Input records below:
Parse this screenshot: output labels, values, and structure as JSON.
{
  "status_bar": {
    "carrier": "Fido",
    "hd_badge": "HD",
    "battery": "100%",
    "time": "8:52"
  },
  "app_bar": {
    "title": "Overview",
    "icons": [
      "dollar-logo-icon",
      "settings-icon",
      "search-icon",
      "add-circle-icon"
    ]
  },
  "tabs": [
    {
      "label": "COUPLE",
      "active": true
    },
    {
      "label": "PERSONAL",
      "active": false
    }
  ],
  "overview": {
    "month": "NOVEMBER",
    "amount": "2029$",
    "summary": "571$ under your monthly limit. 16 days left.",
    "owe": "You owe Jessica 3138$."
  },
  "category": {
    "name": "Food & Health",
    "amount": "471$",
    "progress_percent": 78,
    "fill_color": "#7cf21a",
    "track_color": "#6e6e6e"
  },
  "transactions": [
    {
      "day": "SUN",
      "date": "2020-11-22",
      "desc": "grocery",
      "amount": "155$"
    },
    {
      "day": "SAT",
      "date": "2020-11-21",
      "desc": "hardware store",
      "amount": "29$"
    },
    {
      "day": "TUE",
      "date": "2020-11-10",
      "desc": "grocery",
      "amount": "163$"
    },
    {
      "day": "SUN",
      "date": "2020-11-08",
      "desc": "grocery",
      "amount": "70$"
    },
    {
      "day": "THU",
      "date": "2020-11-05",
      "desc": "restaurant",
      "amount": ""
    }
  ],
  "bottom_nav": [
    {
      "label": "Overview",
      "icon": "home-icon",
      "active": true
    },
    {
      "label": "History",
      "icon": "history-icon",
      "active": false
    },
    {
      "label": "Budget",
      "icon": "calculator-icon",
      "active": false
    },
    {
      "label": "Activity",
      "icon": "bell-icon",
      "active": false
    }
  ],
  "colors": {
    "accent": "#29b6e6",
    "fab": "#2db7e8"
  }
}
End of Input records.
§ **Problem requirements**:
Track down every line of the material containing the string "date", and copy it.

§ **Answer section**:
      "date": "2020-11-22",
      "date": "2020-11-21",
      "date": "2020-11-10",
      "date": "2020-11-08",
      "date": "2020-11-05",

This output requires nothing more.